▸ **TO DO**: Pick out and copy every line below that has the word "Explore".
RECORD EXTRACTS Block Start
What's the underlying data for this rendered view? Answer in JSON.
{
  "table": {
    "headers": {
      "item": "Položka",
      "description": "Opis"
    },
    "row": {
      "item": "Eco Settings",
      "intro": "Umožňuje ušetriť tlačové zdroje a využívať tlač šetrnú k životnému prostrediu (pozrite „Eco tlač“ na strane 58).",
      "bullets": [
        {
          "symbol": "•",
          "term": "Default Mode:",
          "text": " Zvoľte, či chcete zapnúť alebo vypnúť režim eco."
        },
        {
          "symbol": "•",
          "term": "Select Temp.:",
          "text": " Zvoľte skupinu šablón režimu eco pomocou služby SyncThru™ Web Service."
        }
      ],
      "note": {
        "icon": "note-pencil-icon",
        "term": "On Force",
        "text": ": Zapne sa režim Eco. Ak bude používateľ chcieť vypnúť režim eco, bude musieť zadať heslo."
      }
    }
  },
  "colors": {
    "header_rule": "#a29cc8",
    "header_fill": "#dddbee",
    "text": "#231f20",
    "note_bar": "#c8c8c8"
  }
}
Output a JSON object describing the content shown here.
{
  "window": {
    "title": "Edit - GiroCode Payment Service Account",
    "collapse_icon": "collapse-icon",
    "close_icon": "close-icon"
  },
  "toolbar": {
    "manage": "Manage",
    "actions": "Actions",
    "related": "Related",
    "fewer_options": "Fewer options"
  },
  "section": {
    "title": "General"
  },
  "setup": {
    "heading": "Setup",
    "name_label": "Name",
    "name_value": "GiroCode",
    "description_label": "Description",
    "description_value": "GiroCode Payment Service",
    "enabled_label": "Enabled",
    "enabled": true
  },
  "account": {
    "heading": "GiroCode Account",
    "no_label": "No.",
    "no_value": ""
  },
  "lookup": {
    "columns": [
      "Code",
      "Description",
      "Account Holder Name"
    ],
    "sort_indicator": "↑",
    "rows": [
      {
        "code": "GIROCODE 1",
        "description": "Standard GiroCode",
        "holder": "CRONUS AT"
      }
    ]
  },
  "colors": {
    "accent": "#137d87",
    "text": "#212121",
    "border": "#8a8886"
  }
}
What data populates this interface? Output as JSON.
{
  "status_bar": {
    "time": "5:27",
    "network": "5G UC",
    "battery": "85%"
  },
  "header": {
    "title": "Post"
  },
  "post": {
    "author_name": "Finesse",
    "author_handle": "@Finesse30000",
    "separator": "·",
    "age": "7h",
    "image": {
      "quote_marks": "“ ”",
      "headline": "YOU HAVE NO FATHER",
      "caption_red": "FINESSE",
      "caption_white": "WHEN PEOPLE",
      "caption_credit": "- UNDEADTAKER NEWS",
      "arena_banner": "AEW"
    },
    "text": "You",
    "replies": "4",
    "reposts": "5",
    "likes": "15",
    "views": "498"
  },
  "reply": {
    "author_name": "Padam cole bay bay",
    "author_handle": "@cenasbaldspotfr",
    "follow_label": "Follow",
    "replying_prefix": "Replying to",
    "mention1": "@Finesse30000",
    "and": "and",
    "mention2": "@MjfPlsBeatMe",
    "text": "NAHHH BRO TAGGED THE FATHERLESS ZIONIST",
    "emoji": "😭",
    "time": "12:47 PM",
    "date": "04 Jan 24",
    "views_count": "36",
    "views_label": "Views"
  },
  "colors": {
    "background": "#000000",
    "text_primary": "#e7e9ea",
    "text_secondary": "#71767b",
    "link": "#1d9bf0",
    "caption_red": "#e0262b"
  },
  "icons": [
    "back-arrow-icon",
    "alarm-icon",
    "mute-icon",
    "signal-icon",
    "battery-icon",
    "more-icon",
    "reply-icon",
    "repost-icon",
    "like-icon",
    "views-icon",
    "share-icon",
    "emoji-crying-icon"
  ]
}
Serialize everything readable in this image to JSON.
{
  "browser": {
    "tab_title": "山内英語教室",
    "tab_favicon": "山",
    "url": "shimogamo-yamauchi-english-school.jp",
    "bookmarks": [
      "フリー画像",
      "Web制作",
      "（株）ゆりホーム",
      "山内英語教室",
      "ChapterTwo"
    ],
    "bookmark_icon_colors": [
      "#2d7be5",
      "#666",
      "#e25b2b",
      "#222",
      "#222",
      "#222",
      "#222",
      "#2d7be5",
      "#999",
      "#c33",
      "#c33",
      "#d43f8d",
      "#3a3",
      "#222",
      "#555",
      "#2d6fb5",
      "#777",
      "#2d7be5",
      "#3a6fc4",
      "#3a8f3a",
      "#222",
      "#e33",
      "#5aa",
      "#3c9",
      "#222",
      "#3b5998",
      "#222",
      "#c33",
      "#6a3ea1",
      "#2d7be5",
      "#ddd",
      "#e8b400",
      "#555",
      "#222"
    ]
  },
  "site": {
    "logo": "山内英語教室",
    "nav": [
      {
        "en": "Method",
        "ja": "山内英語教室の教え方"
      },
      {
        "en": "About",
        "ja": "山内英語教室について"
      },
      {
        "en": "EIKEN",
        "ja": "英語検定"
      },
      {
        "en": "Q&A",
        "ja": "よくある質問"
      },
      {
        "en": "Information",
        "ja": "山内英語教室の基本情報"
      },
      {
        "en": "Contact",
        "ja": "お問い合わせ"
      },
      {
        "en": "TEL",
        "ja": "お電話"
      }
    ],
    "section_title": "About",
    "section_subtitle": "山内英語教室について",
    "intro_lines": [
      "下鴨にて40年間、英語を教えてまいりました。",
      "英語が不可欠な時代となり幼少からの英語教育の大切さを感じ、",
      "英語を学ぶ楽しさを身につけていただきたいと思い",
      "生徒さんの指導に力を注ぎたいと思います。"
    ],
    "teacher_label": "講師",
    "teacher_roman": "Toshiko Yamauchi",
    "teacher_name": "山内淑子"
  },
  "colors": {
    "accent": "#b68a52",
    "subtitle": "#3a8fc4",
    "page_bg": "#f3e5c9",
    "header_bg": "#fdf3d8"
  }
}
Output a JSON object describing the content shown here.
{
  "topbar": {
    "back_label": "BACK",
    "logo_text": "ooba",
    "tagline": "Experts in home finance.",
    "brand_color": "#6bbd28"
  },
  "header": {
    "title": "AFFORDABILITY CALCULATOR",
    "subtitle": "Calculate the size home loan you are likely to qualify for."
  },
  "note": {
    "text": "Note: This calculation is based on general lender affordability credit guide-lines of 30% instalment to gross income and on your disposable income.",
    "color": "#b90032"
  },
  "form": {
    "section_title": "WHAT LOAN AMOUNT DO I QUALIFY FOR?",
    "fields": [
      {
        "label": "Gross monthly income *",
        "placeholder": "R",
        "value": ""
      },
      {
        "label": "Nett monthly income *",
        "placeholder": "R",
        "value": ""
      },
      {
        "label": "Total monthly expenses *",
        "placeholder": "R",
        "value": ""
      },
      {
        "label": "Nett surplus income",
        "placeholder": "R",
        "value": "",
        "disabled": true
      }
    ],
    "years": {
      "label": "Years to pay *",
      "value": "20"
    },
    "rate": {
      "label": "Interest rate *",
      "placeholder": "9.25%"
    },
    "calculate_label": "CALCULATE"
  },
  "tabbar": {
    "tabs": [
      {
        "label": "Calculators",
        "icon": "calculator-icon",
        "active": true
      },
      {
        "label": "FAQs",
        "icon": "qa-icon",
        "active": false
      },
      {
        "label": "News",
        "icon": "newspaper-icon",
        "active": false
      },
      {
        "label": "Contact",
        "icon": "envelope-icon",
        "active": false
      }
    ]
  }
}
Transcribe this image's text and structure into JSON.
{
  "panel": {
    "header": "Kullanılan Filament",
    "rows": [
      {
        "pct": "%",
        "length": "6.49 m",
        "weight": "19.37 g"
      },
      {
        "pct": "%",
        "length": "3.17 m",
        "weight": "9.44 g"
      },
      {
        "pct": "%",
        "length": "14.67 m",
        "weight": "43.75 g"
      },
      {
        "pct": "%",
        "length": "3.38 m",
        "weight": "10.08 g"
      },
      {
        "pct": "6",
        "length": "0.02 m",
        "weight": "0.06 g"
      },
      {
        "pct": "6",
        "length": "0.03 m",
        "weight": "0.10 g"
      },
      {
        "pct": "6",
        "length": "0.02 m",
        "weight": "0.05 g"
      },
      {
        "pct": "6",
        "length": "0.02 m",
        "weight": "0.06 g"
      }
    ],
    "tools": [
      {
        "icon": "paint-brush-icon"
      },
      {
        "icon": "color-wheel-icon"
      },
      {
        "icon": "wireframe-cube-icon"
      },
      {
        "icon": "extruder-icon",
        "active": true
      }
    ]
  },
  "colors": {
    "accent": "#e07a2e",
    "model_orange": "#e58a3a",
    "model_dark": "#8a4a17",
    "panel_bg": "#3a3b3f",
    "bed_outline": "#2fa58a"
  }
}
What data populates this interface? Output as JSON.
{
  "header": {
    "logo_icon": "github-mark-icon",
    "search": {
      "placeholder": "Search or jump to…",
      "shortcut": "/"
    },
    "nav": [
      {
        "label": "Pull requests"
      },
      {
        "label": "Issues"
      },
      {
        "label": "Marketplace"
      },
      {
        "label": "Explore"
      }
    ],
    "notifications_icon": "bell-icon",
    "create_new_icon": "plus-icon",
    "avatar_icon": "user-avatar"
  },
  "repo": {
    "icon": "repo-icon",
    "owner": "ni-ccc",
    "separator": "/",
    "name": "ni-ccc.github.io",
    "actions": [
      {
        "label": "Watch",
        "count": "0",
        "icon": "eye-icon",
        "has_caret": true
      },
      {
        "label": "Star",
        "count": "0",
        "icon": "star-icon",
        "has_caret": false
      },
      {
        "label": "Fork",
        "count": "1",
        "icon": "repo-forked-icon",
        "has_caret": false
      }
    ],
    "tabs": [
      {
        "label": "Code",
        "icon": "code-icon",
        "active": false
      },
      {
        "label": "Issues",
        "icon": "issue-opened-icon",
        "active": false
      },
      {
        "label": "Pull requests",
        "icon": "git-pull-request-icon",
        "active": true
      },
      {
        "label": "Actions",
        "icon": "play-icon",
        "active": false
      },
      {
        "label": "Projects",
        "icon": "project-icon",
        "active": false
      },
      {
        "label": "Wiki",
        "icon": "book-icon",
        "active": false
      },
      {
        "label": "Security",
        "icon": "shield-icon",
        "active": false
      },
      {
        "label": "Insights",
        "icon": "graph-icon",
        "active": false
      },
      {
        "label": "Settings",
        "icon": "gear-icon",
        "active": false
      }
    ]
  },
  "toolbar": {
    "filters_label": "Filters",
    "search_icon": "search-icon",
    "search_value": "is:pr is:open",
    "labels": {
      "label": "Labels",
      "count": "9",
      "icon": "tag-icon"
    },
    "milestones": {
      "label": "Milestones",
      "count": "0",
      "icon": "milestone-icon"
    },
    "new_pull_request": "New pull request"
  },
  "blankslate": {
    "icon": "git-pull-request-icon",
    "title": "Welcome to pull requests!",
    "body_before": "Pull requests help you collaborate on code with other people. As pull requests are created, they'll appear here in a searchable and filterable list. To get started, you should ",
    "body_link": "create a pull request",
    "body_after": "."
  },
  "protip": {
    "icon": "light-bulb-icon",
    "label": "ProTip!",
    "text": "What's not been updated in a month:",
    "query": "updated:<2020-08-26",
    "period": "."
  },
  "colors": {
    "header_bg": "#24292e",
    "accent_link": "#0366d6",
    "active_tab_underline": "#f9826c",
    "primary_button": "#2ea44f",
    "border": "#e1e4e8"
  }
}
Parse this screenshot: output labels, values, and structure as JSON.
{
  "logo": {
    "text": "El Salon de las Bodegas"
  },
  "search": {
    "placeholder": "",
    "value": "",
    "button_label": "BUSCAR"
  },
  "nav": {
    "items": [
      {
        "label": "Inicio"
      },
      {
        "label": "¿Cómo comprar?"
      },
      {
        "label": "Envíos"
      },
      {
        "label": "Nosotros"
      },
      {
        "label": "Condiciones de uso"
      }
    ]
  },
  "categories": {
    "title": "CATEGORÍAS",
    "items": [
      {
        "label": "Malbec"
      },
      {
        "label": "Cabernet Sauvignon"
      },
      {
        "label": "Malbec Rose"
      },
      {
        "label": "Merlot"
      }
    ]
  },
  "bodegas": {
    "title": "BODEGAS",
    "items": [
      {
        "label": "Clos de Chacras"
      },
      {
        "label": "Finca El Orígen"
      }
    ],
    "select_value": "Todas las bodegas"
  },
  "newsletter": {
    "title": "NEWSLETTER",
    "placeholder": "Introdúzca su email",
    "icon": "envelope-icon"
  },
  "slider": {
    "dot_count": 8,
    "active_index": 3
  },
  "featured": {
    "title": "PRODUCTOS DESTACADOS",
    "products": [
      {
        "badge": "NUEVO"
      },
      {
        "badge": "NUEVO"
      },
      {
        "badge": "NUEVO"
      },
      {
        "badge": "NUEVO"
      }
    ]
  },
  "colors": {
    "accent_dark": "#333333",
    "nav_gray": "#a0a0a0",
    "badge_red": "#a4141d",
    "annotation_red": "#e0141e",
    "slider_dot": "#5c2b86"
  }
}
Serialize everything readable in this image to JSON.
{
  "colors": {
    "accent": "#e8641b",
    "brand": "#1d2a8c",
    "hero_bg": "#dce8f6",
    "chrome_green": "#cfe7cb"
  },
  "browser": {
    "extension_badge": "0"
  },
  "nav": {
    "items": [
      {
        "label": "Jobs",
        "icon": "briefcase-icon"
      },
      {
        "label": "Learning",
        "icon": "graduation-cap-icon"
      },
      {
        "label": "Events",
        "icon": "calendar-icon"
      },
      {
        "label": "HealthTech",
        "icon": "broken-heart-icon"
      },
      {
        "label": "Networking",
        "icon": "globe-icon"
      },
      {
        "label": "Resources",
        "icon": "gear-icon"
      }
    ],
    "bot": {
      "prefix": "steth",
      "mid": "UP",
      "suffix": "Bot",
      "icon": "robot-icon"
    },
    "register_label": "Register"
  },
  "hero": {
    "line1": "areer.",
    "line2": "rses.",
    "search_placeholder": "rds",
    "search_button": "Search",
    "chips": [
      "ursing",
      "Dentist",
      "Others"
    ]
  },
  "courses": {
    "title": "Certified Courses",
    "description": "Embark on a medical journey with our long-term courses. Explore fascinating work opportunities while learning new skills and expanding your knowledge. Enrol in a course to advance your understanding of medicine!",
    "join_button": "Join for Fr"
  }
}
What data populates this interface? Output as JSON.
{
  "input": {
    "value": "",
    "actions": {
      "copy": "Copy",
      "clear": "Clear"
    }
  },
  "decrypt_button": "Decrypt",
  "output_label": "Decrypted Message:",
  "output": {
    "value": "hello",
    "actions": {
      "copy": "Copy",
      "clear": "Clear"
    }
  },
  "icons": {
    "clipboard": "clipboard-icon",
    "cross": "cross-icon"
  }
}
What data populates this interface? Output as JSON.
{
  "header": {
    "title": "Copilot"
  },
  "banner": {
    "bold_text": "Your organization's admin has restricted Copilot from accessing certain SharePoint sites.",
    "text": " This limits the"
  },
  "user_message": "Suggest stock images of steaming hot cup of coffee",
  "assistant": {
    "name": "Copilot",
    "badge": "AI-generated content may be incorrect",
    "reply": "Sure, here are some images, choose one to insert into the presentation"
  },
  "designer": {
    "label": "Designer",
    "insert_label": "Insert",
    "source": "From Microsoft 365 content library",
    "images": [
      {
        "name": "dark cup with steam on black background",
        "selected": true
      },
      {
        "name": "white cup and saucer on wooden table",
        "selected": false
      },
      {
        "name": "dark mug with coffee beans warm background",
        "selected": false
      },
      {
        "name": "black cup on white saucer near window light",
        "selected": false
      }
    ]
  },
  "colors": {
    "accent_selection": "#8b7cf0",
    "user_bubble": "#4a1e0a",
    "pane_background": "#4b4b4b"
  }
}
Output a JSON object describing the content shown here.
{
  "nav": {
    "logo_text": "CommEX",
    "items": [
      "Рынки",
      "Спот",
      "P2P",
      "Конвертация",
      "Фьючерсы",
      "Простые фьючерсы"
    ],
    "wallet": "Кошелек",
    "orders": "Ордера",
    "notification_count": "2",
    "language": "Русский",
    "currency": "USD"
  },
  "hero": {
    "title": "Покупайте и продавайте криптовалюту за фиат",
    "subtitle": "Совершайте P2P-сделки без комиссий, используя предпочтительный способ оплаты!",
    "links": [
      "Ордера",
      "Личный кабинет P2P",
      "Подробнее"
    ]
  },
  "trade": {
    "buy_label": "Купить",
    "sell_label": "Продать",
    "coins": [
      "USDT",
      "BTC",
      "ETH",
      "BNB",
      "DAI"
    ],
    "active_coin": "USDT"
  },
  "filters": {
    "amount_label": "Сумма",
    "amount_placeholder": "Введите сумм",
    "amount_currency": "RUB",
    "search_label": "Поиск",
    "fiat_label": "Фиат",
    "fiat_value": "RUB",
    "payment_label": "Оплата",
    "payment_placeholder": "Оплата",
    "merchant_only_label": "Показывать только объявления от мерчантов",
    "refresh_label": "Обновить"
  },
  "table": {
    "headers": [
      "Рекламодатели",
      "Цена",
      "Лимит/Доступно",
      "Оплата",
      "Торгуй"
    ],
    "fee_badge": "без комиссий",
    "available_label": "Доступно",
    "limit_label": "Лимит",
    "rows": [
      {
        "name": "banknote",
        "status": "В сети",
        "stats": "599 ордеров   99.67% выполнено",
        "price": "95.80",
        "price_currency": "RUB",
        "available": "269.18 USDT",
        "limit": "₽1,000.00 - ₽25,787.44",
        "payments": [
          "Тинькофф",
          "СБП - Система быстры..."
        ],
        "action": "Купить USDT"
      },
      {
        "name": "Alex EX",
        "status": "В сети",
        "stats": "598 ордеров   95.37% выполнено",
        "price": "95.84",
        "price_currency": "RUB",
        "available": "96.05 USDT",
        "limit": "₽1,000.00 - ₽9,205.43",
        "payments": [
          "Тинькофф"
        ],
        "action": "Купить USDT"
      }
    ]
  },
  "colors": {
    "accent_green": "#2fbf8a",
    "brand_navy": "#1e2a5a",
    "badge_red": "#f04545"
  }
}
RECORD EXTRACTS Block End
▸ **TASK SOLUTION**:
        "label": "Explore"
    "description": "Embark on a medical journey with our long-term courses. Explore fascinating work opportunities while learning new skills and expanding your knowledge. Enrol in a course to advance your understanding of medicine!",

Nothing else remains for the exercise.